Crowds had grown particularly large by the end of the day, so we camped out on the left side at the Hangout Main stage for Dispatch. Hangout was one of the first festivals of many the band has lined up in 2012. Singer Chad Urmston thanked fans for their continued support and mentioned how odd it is performing to a crowd with so little clothing. After reuniting last summer, the jam veterans showcased a tight set mixed with old hits like “Bang Bang” and “Two Coins” and new songs destined to be set list staples. As promised, the band brought in a banjo wielding musician to add flair to classics and made “Broken American” from last year’s Dispatch EP even more attention grabbing. Other highlights included a brief, but welcome sun soaked cover of “Mrs. Robinson” and set closer “The General” had fans singing in unison as Dispatch put their stamp on a successful Hangout appearance.
Flogging Molly – Letting Go Stage – 7:00-8:30
The Irish tour junkies of Flogging Molly always bring a rowdy affair to every performance and their Hangout set might have been the most raucous of the day. It was nearly impossible not to stomp and chant along as the 7-piece outfit commanded the crowd with the only accordion I witnessed all weekend. In between hard-driving Gaelic-inspired tracks like “Requiem For A Dying Song” and “Drunken Lullabies”, lead singer Dave King gave his typical comedic stage banter covering topics like Ireland’s football accomplishments and leaving his homeland. Flogging Molly even tried their hand at a political anthem on “The Power’s Out” which was particularly fitting given economic times.

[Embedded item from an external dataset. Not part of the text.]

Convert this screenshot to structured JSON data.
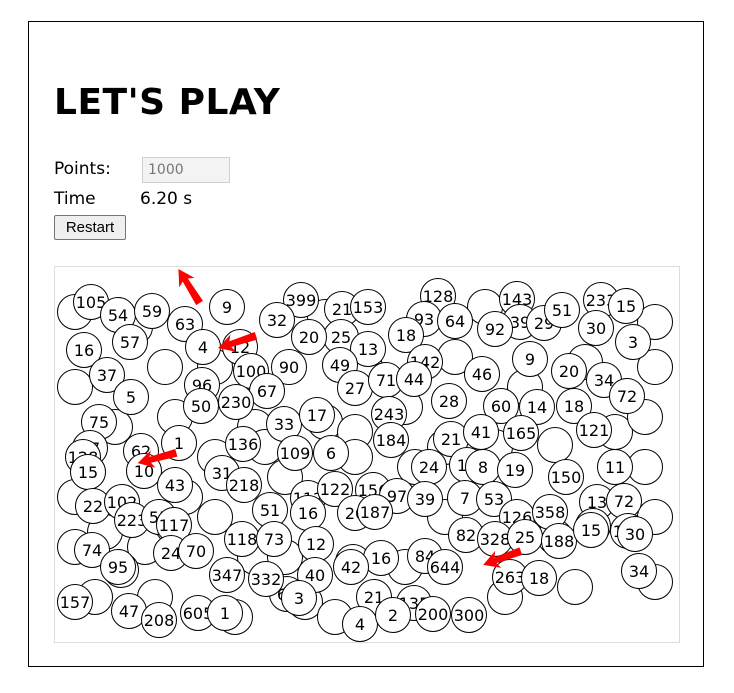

Red Hot Chili Peppers – Hangout Main Stage – 9:00-11:00
Attendance for Jack White was sizable, but the crowd Red Hot Chili Peppers drew was massive. By the time the newly reunited Cali act kicked off the Saturday evening set with “Monarchy of Roses” and anthem “Can’t Stop”, beachgoers were lined up all the way to the Sky Bar. Unfortunately those in the back likely had trouble hearing Anthony Kiedis and company play everything from “Suck My Kiss” to classic “Under The Bridge”. A self-proclaimed Nashville producer mentioned to me that the sound board need to “crank up the volume” and I would have to agree. Despite the audio deficiencies, Red Hot Chili Peppers brought enough energy as Kiedis belted out newer tracks like “The Adventures of Rain Dance Maggie” and “Californication” throughout the cool Gulf-side night. The headliners must have got the memo that Hangout specializes in jam acts in drawing out “Higher Ground” and extending set closer “Give It Away” into a progression-filled punctuation on the night .